He is "the Vincent Price Vincent Price could never be" because Mr. Price brought a sense of humour to the horror genre that he never could totally leave behind. In a way, he was his own Seymore
/MST3K, subtly inviting the audience to laugh right along with him at the corny melodramatic tropes and stereotypes with which the genre is filled. Basil Rathbone, however, plays his part in this film straight and absolutely to the hilt, with the result that he is really scary!
Sherlock Holmes, as portrayed in the many short stories and four novels by Conan Doyle, is an interesting character, and much has been written about him—from his addiction to stimulation (a good case when he had one, and cocaine when he didn't), to his descent into apathy and depression when he had neither a case nor some coke, to his nearly complete disinterest in people as human beings, to his emotional detachment even when not working.

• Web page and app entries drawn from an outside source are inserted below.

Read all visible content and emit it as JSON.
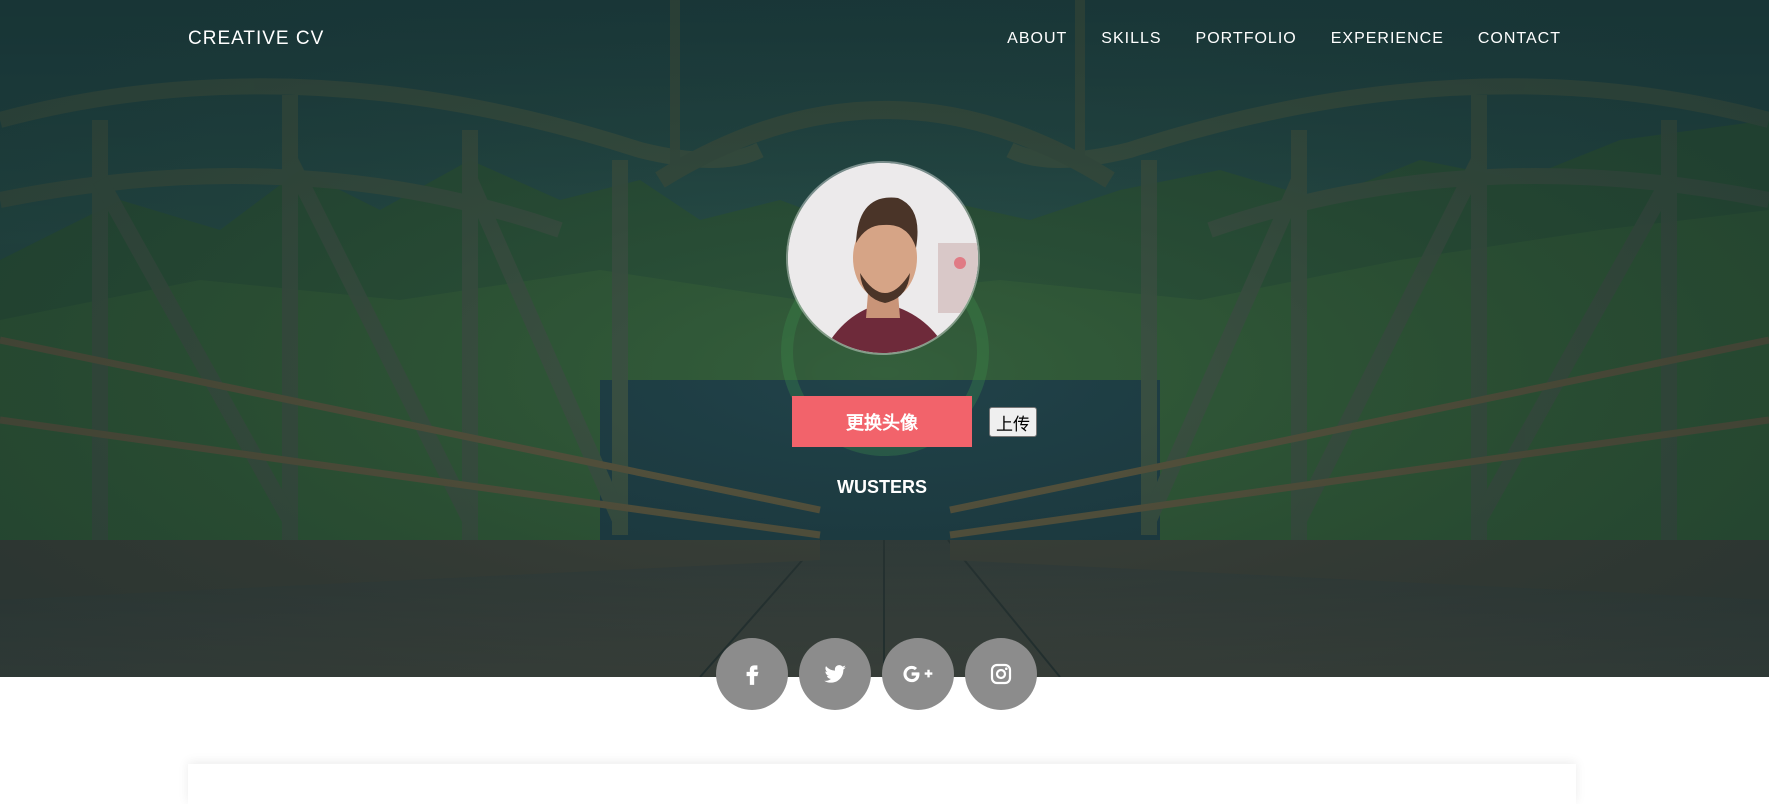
{
  "header": {
    "brand": "CREATIVE CV",
    "nav": [
      {
        "label": "ABOUT"
      },
      {
        "label": "SKILLS"
      },
      {
        "label": "PORTFOLIO"
      },
      {
        "label": "EXPERIENCE"
      },
      {
        "label": "CONTACT"
      }
    ]
  },
  "profile": {
    "change_avatar_label": "更换头像",
    "upload_label": "上传",
    "name": "WUSTERS"
  },
  "social": [
    {
      "icon": "facebook-icon"
    },
    {
      "icon": "twitter-icon"
    },
    {
      "icon": "google-plus-icon"
    },
    {
      "icon": "instagram-icon"
    }
  ],
  "colors": {
    "accent": "#f2636b",
    "social_circle": "#8c8c8c",
    "overlay": "#1b3f44"
  }
}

Believe it or not, the same qualities that made Rathbone the unrivaled Holmes until Jeremy Brett came along, also suited him ideally to play this role.
This is the typical (even prototypical, one might say) portrayal of the psychopath as a deranged psychotic killer who is always on the edge of flying apart or breaking down. The argument that "it's only entertainment" unfortunately doesn't work, because this has become the public's conception of what socio/psycho-pathology really is, with the result that real world psychopaths and sociopaths (who are not also psychotic killers) go unrecognized (professionally, they gravitate to law, politics, and corporate culture) until they hurt lots of people—and sometimes, not even then. Writers like Agatha Christie perpetuate the trope because it sells books and movies, but they do a disservice when the public takes this image of the "typical" socio/psychopath for truth.
Part of the portrayal is accurate, though: particularly, with a charismatic (paranoid) personality (they make great cult leaders) and glib persuasiveness, socio/psychopaths ooze a (false) charm that is quite disarming, in the same way that Ann Harding's character is disarmed. Amoral and egocentric, they have a complete disregard for anyone but themselves, and can tell the most outrageous lies imaginable with complete calmness and sincerity. Their chief advantage is stealth: few people can believe that anyone could be so devoid of the qualities that make social life possible, even when confronted with such a person. By the time that most people realize they have been taken in by one of these, the harm is already done. That's really scary, so it makes great material (with a little seasoning added, like the psychotic killer stuff) for suspense thrillers like this one.
For anyone who is interested in this topic, it may be worthwhile to compare this film to another suspense thriller, Gaslight,
the title of which has entered our lexicon as "gaslighting
," and also to The Big Trees,
in which Kirk Douglas plays the role of a greedy land swindler. Both leave out the psychotic killer stuff, and portray the glib and charismatic aspects of the socio/psychopath faithfully.
...is very poor with blurry picture and mushy sound, but it is still possible to see and hear the action. Filtering the sound through an equalizer with the treble boosted and the bass turned down makes it easier to understand the dialogue, even though doing that also amplifies hiss and other noises.